Queen Street West describes both the western branch of Queen Street, a major east-west thoroughfare, and a series of neighbourhoods or commercial districts, situated west of Yonge Street in downtown Toronto, Ontario, Canada. Queen Street begins in the west at the intersection of King Street, The Queensway, and Roncesvalles Avenue. It extends eastward in a straight line to Yonge Street where it becomes Queen Street East; eastbound Queen TTC streetcars loop at Neville Park Boulevard near Queen Street East and Victoria Park
From Spadina to Bathurst, Queen Street is lined with street-level retail, with upper level apartments. Bates and Dodds, Toronto’s oldest operating funeral home is at 931 Queen St. West, across from Trinity Bellwoods Park and has been in the same location since 1884. As rents rose, most artists began moving westward to this section of Queen. In the early 1990s, the newly vogue area became associated with nightclubs such as the Bovine Sex Club and several antique shops.
Occupying the same area, between Spadina Avenue and Trinity Bellwoods Park south of Queen Street, is Toronto’s Fashion District. In the later 1990s, high-priced clothing stores opened in the same area as the gentrification of the district continued. In the 2000s, the changing character of Queen Street West gave rise to concerns in some quarters over the pace and implications of gentrification.
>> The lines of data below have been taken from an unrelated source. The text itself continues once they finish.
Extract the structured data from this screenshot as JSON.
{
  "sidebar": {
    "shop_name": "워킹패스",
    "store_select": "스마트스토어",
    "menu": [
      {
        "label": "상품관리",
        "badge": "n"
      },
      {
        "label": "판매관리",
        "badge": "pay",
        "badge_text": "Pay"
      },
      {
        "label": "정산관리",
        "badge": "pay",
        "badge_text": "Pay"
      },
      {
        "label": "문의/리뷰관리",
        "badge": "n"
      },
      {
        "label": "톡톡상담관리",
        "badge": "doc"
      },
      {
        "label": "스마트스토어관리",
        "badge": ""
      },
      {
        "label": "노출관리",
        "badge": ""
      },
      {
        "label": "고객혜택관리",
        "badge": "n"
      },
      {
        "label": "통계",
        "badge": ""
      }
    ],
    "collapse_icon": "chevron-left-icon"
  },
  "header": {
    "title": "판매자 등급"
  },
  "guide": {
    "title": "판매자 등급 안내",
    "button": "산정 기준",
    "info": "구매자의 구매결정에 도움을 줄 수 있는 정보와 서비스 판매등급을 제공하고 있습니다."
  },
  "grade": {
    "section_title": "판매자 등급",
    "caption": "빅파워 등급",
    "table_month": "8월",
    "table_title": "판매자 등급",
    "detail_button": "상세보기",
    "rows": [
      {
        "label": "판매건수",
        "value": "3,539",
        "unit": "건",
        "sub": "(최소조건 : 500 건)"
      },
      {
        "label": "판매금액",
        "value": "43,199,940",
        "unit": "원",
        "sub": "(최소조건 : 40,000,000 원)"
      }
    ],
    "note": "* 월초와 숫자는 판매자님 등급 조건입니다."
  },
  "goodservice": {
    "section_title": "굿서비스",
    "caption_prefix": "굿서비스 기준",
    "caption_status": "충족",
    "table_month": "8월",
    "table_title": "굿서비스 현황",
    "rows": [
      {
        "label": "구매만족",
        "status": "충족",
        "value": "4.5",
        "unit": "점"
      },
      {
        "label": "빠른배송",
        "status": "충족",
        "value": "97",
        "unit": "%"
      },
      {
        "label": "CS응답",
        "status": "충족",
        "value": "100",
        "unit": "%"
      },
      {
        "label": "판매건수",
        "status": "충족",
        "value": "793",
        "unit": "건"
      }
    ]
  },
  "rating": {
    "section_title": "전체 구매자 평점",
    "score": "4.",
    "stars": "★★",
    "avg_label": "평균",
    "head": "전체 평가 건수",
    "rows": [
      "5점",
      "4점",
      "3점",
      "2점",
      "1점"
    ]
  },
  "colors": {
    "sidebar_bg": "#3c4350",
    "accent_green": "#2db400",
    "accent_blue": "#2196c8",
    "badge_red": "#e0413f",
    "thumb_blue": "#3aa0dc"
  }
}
Between Bathurst Street and Gladstone Avenue is West Queen Street West, also known as the Art and Design District. For this two kilometre stretch, nearly every storefront on the north side is either a gallery, bar, or nightclub (the south side of the street is largely taken up by the buildings and grounds of the former Queen Street Mental Health Centre, now part of CAMH.)
The Stephen Bulger Gallery, founded in 1994, is also located on Queen West, as is the Museum of Contemporary Canadian Art (MOCCA), which relocated to the area in 2005. The future of the MOCCA in this area is uncertain: in 2013, the developer Urbancorp applied to demolish the MOCCA and the adjacent buildings housing the Edward Day and Clint Roenisch gallery and replace them with the nine storey “MOCCA Condo”.